For visitors, star-gazing in Thailand can be a revelation. Astronomy is one of the kingdom's favourite pastimes, brought to the country from Europe by one of its greatest kings, King Rama IV, or King Mongkut. The revered monarch was so enthused with this new knowledge that he ordered an observatory built at his hilltop palace in Phetchaburi Province. He quickly became adept and predicted a total solar eclipse near Prachuab Khiri Khan on August 18, 1868.
a great expedition was organised to which many foreign scientists were invited. There, the king's prediction was dramatically confirmed - a sixminute solar eclipse that had the court astrologers calling out in awe.
Almost everyone was sceptical, including the court astrologers who believed such an event was impossible. So
Today star-gazing is very popular and practiced by anyone with a telescope or binoculars. Many of the country's national parks organise stargazing activities and you can even join the Thai Astronomical Society on one of their regular trips.
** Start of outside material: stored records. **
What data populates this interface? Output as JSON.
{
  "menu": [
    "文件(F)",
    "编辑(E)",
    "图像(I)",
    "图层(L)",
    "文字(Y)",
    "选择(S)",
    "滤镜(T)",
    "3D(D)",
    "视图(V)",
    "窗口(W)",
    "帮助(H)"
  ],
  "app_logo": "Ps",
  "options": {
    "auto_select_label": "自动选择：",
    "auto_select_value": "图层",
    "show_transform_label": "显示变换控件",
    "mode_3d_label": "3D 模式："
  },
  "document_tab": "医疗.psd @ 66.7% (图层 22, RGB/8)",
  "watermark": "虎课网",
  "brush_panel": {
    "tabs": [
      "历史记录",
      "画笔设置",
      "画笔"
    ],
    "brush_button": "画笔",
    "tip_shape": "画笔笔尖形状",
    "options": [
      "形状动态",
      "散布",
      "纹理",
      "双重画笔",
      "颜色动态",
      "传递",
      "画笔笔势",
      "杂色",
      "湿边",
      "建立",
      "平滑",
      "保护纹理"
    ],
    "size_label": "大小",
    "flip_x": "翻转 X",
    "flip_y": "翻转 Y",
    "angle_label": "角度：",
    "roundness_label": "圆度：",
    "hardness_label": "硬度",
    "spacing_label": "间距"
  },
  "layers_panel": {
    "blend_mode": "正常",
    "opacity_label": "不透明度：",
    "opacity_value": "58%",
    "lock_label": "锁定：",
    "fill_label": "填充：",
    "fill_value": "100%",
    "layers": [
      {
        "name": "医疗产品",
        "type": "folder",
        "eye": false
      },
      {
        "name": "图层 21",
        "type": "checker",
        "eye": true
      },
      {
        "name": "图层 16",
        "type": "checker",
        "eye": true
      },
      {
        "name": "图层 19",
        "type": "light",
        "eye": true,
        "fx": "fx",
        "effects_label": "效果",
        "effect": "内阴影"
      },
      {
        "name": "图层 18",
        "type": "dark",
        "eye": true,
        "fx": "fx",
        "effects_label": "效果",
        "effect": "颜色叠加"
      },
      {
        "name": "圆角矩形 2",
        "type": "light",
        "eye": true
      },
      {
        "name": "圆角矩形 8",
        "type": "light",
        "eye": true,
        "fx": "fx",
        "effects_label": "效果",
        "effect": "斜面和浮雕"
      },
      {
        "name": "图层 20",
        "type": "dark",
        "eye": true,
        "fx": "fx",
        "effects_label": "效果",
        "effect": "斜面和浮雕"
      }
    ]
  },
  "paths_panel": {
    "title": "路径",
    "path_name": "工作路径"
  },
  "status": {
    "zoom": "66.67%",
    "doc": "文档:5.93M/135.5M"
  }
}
These usually go to a remote location such as a hilltop in a national park or an island in the Gulf where the night sky is at its clearest.
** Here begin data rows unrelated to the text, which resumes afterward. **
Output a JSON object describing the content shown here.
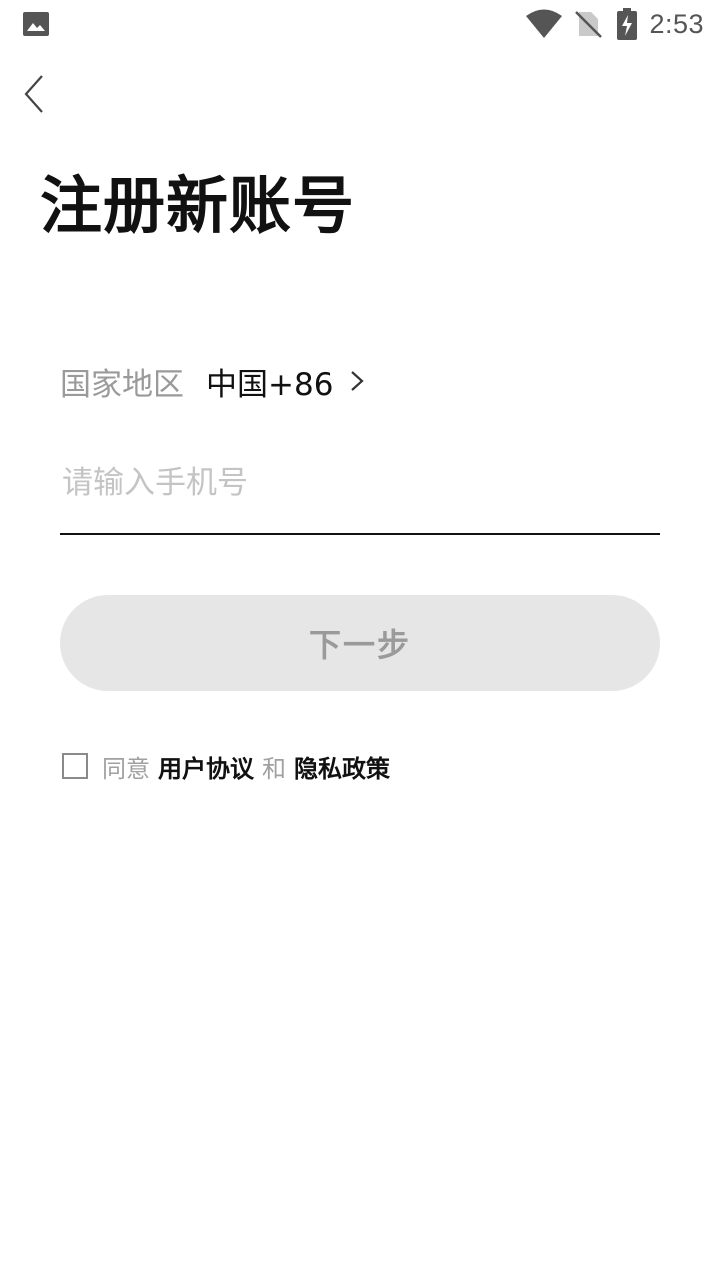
{
  "status_bar": {
    "time": "2:53",
    "icons": [
      "image-icon",
      "wifi-icon",
      "no-sim-icon",
      "battery-charging-icon"
    ]
  },
  "header": {
    "back_icon": "back-chevron-icon",
    "title": "注册新账号"
  },
  "country": {
    "label": "国家地区",
    "value": "中国+86",
    "chevron": "chevron-right-icon"
  },
  "phone": {
    "placeholder": "请输入手机号",
    "value": ""
  },
  "next_button": {
    "label": "下一步"
  },
  "agreement": {
    "prefix": "同意",
    "terms": "用户协议",
    "conjunction": "和",
    "privacy": "隐私政策",
    "checked": false
  },
  "colors": {
    "text_primary": "#111111",
    "text_secondary": "#9a9a9a",
    "placeholder": "#c4c4c4",
    "button_disabled_bg": "#e6e6e6"
  }
}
You can bring your own equipment or use their giant telescope. Or of course you could follow in the hallowed footsteps of King Mongkut. His Phetchaburi observatory is open to the public and so is Phra Chomklao Science Museum at Wah Kor in the adjacent Prachuap Khiri Khan Province